Supplied information:
· · ·
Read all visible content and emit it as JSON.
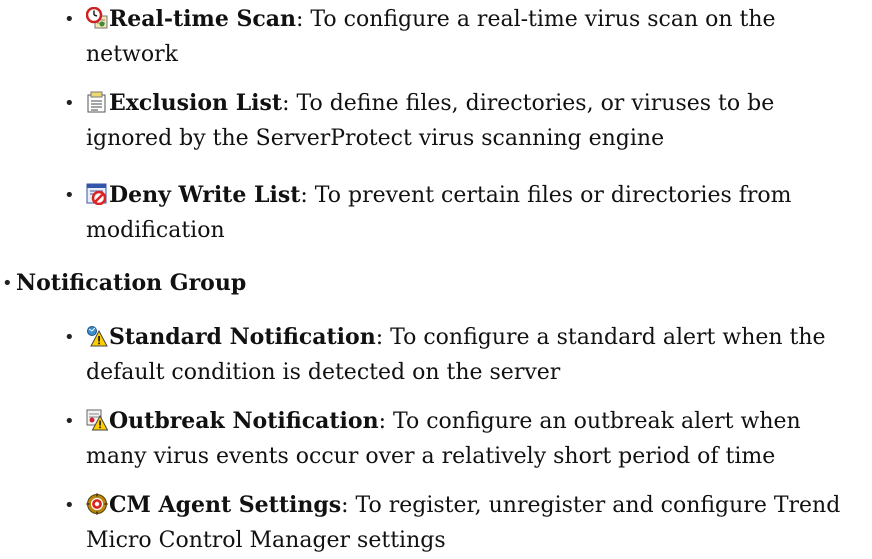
{
  "items": [
    {
      "icon": "real-time-scan-icon",
      "term": "Real-time Scan",
      "desc": ": To configure a real-time virus scan on the network"
    },
    {
      "icon": "exclusion-list-icon",
      "term": "Exclusion List",
      "desc": ": To define files, directories, or viruses to be ignored by the ServerProtect virus scanning engine"
    },
    {
      "icon": "deny-write-list-icon",
      "term": "Deny Write List",
      "desc": ": To prevent certain files or directories from modification"
    }
  ],
  "group": {
    "title": "Notification Group",
    "items": [
      {
        "icon": "standard-notification-icon",
        "term": "Standard Notification",
        "desc": ": To configure a standard alert when the default condition is detected on the server"
      },
      {
        "icon": "outbreak-notification-icon",
        "term": "Outbreak Notification",
        "desc": ": To configure an outbreak alert when many virus events occur over a relatively short period of time"
      },
      {
        "icon": "cm-agent-settings-icon",
        "term": "CM Agent Settings",
        "desc": ": To register, unregister and configure Trend Micro Control Manager settings"
      }
    ]
  },
  "bullet": "•"
}
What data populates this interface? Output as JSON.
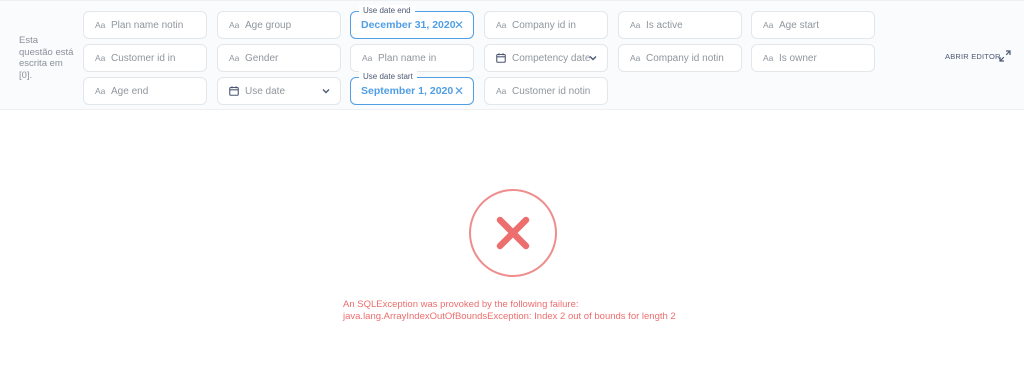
{
  "note": "Esta questão está escrita em [0].",
  "filters": {
    "plan_name_notin": "Plan name notin",
    "customer_id_in": "Customer id in",
    "age_end": "Age end",
    "age_group": "Age group",
    "gender": "Gender",
    "use_date": "Use date",
    "use_date_end": {
      "legend": "Use date end",
      "value": "December 31, 2020"
    },
    "plan_name_in": "Plan name in",
    "use_date_start": {
      "legend": "Use date start",
      "value": "September 1, 2020"
    },
    "company_id_in": "Company id in",
    "competency_date": "Competency date",
    "customer_id_notin": "Customer id notin",
    "is_active": "Is active",
    "company_id_notin": "Company id notin",
    "age_start": "Age start",
    "is_owner": "Is owner"
  },
  "text_icon": "Aa",
  "editor_button": "ABRIR EDITOR",
  "error": {
    "line1": "An SQLException was provoked by the following failure:",
    "line2": "java.lang.ArrayIndexOutOfBoundsException: Index 2 out of bounds for length 2"
  },
  "colors": {
    "accent": "#509ee3",
    "error": "#ed6e6e",
    "error_ring": "#ef8c8c"
  },
  "icons": [
    "text-type-icon",
    "calendar-icon",
    "chevron-down-icon",
    "clear-icon",
    "expand-icon",
    "error-x-icon"
  ]
}
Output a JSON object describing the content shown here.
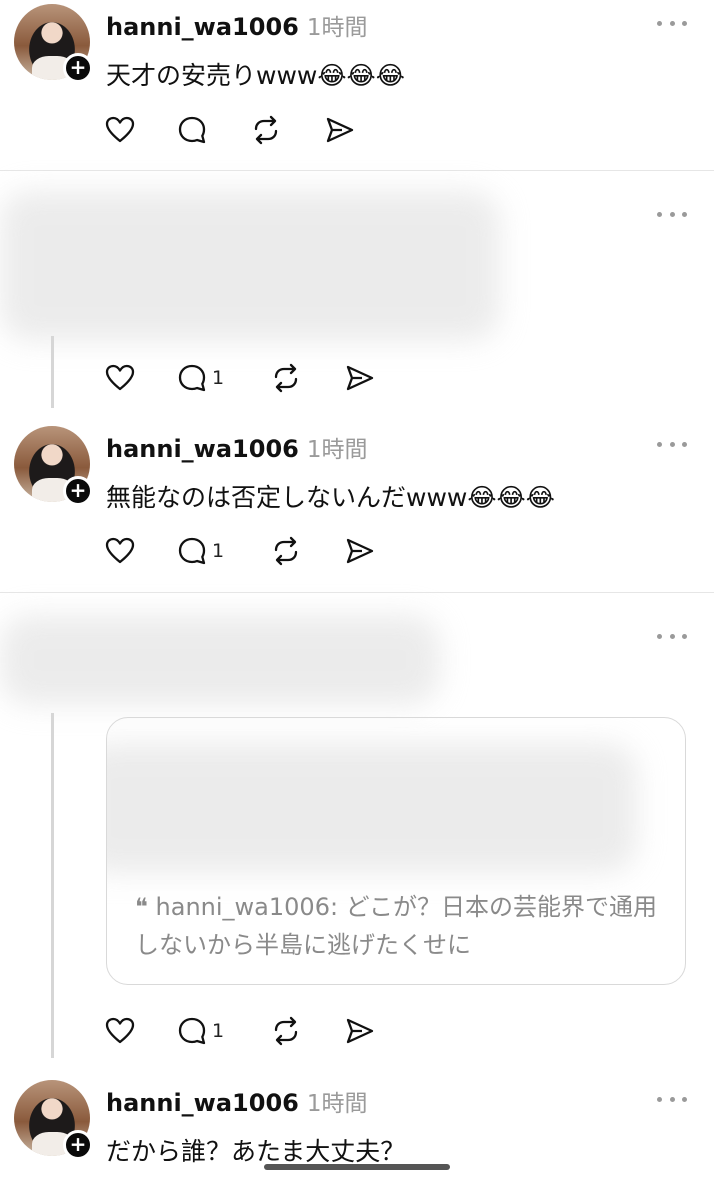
{
  "posts": [
    {
      "username": "hanni_wa1006",
      "time": "1時間",
      "text": "天才の安売りwww😂😂😂",
      "reply_count": ""
    },
    {
      "reply_count": "1"
    },
    {
      "username": "hanni_wa1006",
      "time": "1時間",
      "text": "無能なのは否定しないんだwww😂😂😂",
      "reply_count": "1"
    },
    {
      "quote": "❝ hanni_wa1006: どこが？日本の芸能界で通用しないから半島に逃げたくせに",
      "reply_count": "1"
    },
    {
      "username": "hanni_wa1006",
      "time": "1時間",
      "text": "だから誰？あたま大丈夫？"
    }
  ],
  "icons": {
    "like": "heart-icon",
    "reply": "comment-icon",
    "repost": "repost-icon",
    "share": "send-icon",
    "more": "more-dots-icon",
    "follow": "plus-icon"
  }
}
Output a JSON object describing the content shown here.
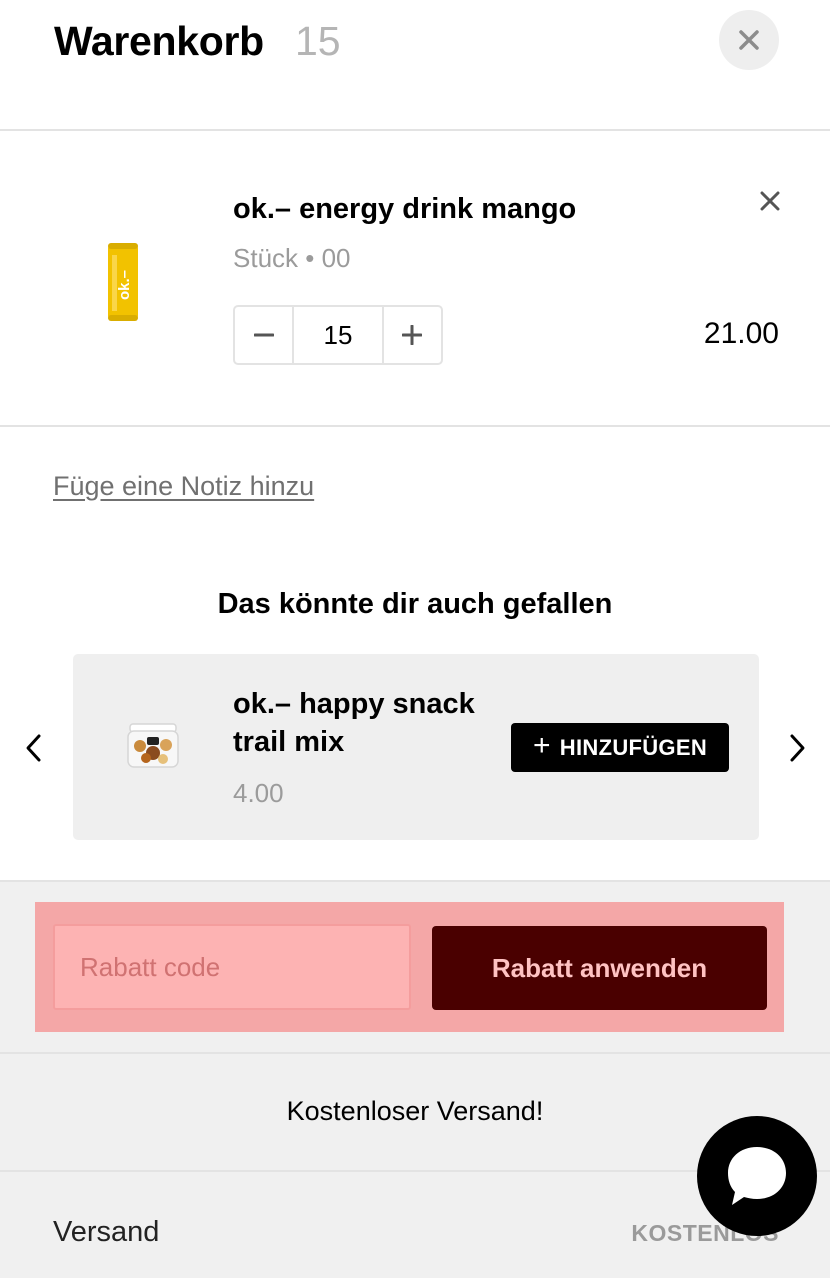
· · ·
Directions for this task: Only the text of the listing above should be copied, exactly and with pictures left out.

Output for this exercise:
Read all visible content and emit it as JSON.
{
  "items": [
    {
      "icon": "real-time-scan-icon",
      "term": "Real-time Scan",
      "desc": ": To configure a real-time virus scan on the network"
    },
    {
      "icon": "exclusion-list-icon",
      "term": "Exclusion List",
      "desc": ": To define files, directories, or viruses to be ignored by the ServerProtect virus scanning engine"
    },
    {
      "icon": "deny-write-list-icon",
      "term": "Deny Write List",
      "desc": ": To prevent certain files or directories from modification"
    }
  ],
  "group": {
    "title": "Notification Group",
    "items": [
      {
        "icon": "standard-notification-icon",
        "term": "Standard Notification",
        "desc": ": To configure a standard alert when the default condition is detected on the server"
      },
      {
        "icon": "outbreak-notification-icon",
        "term": "Outbreak Notification",
        "desc": ": To configure an outbreak alert when many virus events occur over a relatively short period of time"
      },
      {
        "icon": "cm-agent-settings-icon",
        "term": "CM Agent Settings",
        "desc": ": To register, unregister and configure Trend Micro Control Manager settings"
      }
    ]
  },
  "bullet": "•"
}
What data populates this interface? Output as JSON.
{
  "note": "Esta questão está escrita em [0].",
  "filters": {
    "plan_name_notin": "Plan name notin",
    "customer_id_in": "Customer id in",
    "age_end": "Age end",
    "age_group": "Age group",
    "gender": "Gender",
    "use_date": "Use date",
    "use_date_end": {
      "legend": "Use date end",
      "value": "December 31, 2020"
    },
    "plan_name_in": "Plan name in",
    "use_date_start": {
      "legend": "Use date start",
      "value": "September 1, 2020"
    },
    "company_id_in": "Company id in",
    "competency_date": "Competency date",
    "customer_id_notin": "Customer id notin",
    "is_active": "Is active",
    "company_id_notin": "Company id notin",
    "age_start": "Age start",
    "is_owner": "Is owner"
  },
  "text_icon": "Aa",
  "editor_button": "ABRIR EDITOR",
  "error": {
    "line1": "An SQLException was provoked by the following failure:",
    "line2": "java.lang.ArrayIndexOutOfBoundsException: Index 2 out of bounds for length 2"
  },
  "colors": {
    "accent": "#509ee3",
    "error": "#ed6e6e",
    "error_ring": "#ef8c8c"
  },
  "icons": [
    "text-type-icon",
    "calendar-icon",
    "chevron-down-icon",
    "clear-icon",
    "expand-icon",
    "error-x-icon"
  ]
}
Output a JSON object describing the content shown here.
{
  "posts": [
    {
      "username": "hanni_wa1006",
      "time": "1時間",
      "text": "天才の安売りwww😂😂😂",
      "reply_count": ""
    },
    {
      "reply_count": "1"
    },
    {
      "username": "hanni_wa1006",
      "time": "1時間",
      "text": "無能なのは否定しないんだwww😂😂😂",
      "reply_count": "1"
    },
    {
      "quote": "❝ hanni_wa1006: どこが？日本の芸能界で通用しないから半島に逃げたくせに",
      "reply_count": "1"
    },
    {
      "username": "hanni_wa1006",
      "time": "1時間",
      "text": "だから誰？あたま大丈夫？"
    }
  ],
  "icons": {
    "like": "heart-icon",
    "reply": "comment-icon",
    "repost": "repost-icon",
    "share": "send-icon",
    "more": "more-dots-icon",
    "follow": "plus-icon"
  }
}
Output a JSON object describing the content shown here.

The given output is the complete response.